For all the hand-wringing by McDonald's and other food marketers over the upcoming theatrical release of "Fast Food Nation," a fictionalized drama based on Eric Schlosser's shocking 2001 nonfiction best-seller, the film does little to advance what the book started, let alone make a compelling case against the ills of big food.
Not the same impact
There, I said it. And I'm not alone. "I don't' think it had the impact as 'Super Size Me,'" said Derek Salter, 26, who saw the movie at a showing yesterday at River East Theater in Chicago. He works for a commercial production house but didn't want to reveal its name.
Frankly, the film was disappointing. The biggest revelation of the free screening for some 400 Chicagoans was the absence of the normal half-hour-long parade of previews, save a single peek at Fox Searchlight's "The History Boys."
It's not that the film didn't question the cleanliness or safety of the food in restaurants or remind viewers of the dangers teenagers and illegal immigrants face in the much-maligned McJobs that support America's craving for burgers and fries. And it had its fair share of graphic slaughterhouse scenes -- the gutting, the skinning, the entrails sliding down the production line -- which moved some audience members to openly weep.
Too much to swallow
The biggest problem with the movie was its ambition. The film aimed to weave together three storylines: a VP-marketing for "Mickey's" on a mission to find out how manure is getting into his latest burger, "The Big One"; a group of young immigrants who cross the border to work in a dangerous meat-packing plant; and a teen clerk who works at a fast-feeder but dreams of something more. But, ultimately, not one of those snapshots of fast food's ugly side played out coherently.

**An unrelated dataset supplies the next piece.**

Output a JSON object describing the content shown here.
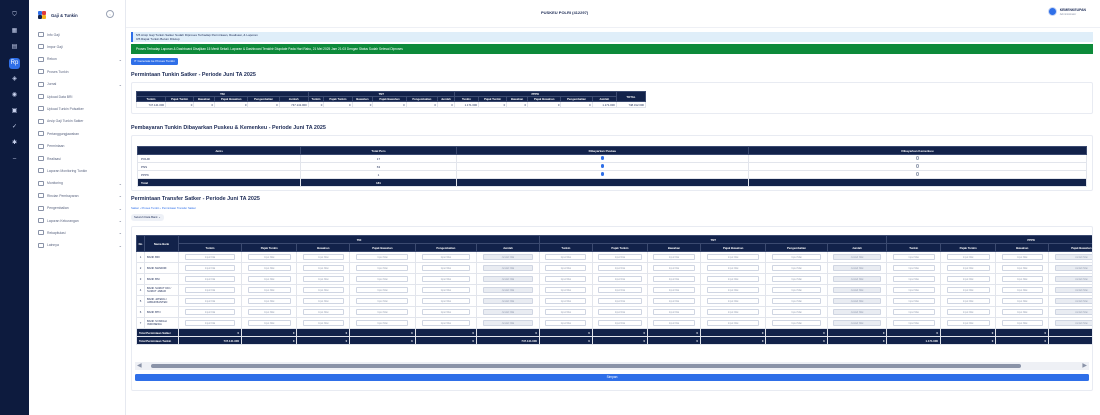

In addition, the film failed to wield a smoking gun for any of its implied or stated charges against the industry. When the lead character, the VP-marketing at Mickey's, is told "there's shit in the meat," he goes to great lengths to inspect the packing plant, talk to locals and compare notes with his manufacturer's rep. The film could have gone one more step to demonstrate how exactly the meat becomes contaminated, but characters merely talk about the issue instead.
But some viewers said the flick was worth seeing, despite its shortcomings. "Everybody has a product, but at what cost do you push your product?" asked Dani Deahl, 24, whose family owns a tabletop-TV-production business. While she agreed the film didn't flow well, she liked the concept and praised the way the marketing issues were treated. "I thought it was completely accurate," she said.
Lucinda Dieker, 27, said she came to see how mass meat production was depicted in the film. "I think the feed lots were accurate. Too bad they can't reproduce the smell. I've read parts of 'Fast Food Nation' and [the movie] reinforces what I believed."